▶ TASK GOAL:
Go through the records that follow and tally the lines with "template" in them; answer with the number alone.

[Interface dataset entries]
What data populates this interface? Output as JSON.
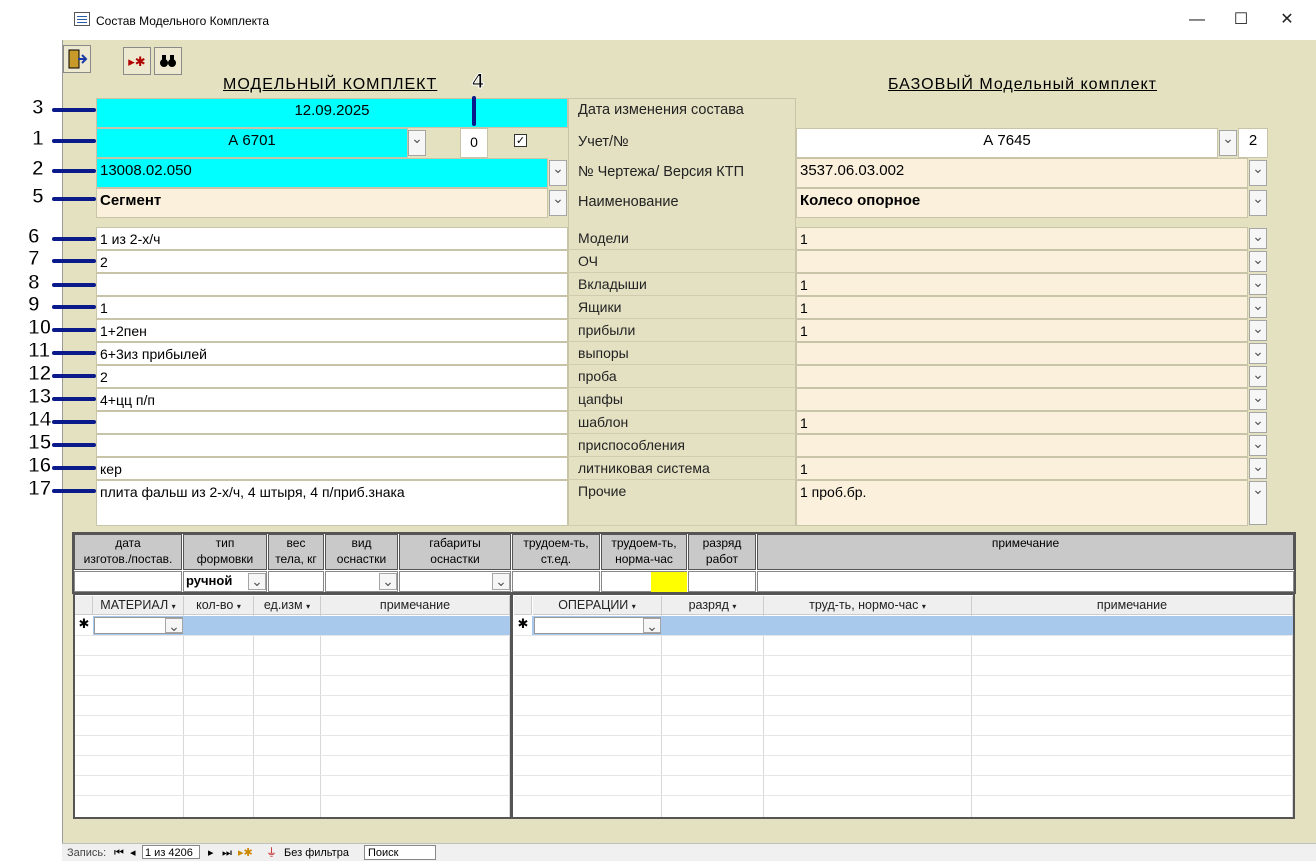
{
  "window": {
    "title": "Состав Модельного Комплекта",
    "minimize": "—",
    "maximize": "☐",
    "close": "✕"
  },
  "toolbar": {
    "exit_icon": "exit-door-icon",
    "new_icon": "new-record-icon",
    "find_icon": "binoculars-icon"
  },
  "headers": {
    "left": "МОДЕЛЬНЫЙ   КОМПЛЕКТ",
    "right": "БАЗОВЫЙ  Модельный комплект"
  },
  "left": {
    "date": "12.09.2025",
    "account": "А 6701",
    "count": "0",
    "drawing": "13008.02.050",
    "name": "Сегмент",
    "models": "1 из 2-х/ч",
    "och": "2",
    "inserts": "",
    "boxes": "1",
    "risers": "1+2пен",
    "vents": "6+3из прибылей",
    "sample": "2",
    "pins": "4+цц п/п",
    "template": "",
    "fixtures": "",
    "gating": "кер",
    "other": "плита фальш из 2-х/ч, 4 штыря, 4 п/приб.знака"
  },
  "labels": {
    "date": "Дата изменения состава",
    "account": "Учет/№",
    "drawing": "№  Чертежа/ Версия КТП",
    "name": "Наименование",
    "models": "Модели",
    "och": "ОЧ",
    "inserts": "Вкладыши",
    "boxes": "Ящики",
    "risers": "прибыли",
    "vents": "выпоры",
    "sample": "проба",
    "pins": "цапфы",
    "template": "шаблон",
    "fixtures": "приспособления",
    "gating": "литниковая система",
    "other": "Прочие"
  },
  "right": {
    "account": "А 7645",
    "account_num": "2",
    "drawing": "3537.06.03.002",
    "name": "Колесо опорное",
    "models": "1",
    "och": "",
    "inserts": "1",
    "boxes": "1",
    "risers": "1",
    "vents": "",
    "sample": "",
    "pins": "",
    "template": "1",
    "fixtures": "",
    "gating": "1",
    "other": "1 проб.бр."
  },
  "callouts": [
    "3",
    "1",
    "2",
    "5",
    "6",
    "7",
    "8",
    "9",
    "10",
    "11",
    "12",
    "13",
    "14",
    "15",
    "16",
    "17",
    "4"
  ],
  "grid": {
    "headers": [
      "дата\nизготов./постав.",
      "тип\nформовки",
      "вес\nтела, кг",
      "вид\nоснастки",
      "габариты\nоснастки",
      "трудоем-ть,\nст.ед.",
      "трудоем-ть,\nнорма-час",
      "разряд\nработ",
      "примечание"
    ],
    "form_type_value": "ручной"
  },
  "materials": {
    "headers": [
      "МАТЕРИАЛ",
      "кол-во",
      "ед.изм",
      "примечание"
    ],
    "new_row_marker": "✱"
  },
  "operations": {
    "headers": [
      "ОПЕРАЦИИ",
      "разряд",
      "труд-ть, нормо-час",
      "примечание"
    ],
    "new_row_marker": "✱"
  },
  "status": {
    "record_label": "Запись:",
    "record_pos": "1 из 4206",
    "filter": "Без фильтра",
    "search": "Поиск"
  },
  "colors": {
    "cyan": "#00ffff",
    "cream": "#faf0dc",
    "background": "#e3e1c0",
    "yellow": "#ffff00"
  }
}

▶ RESPONSE BELOW:
3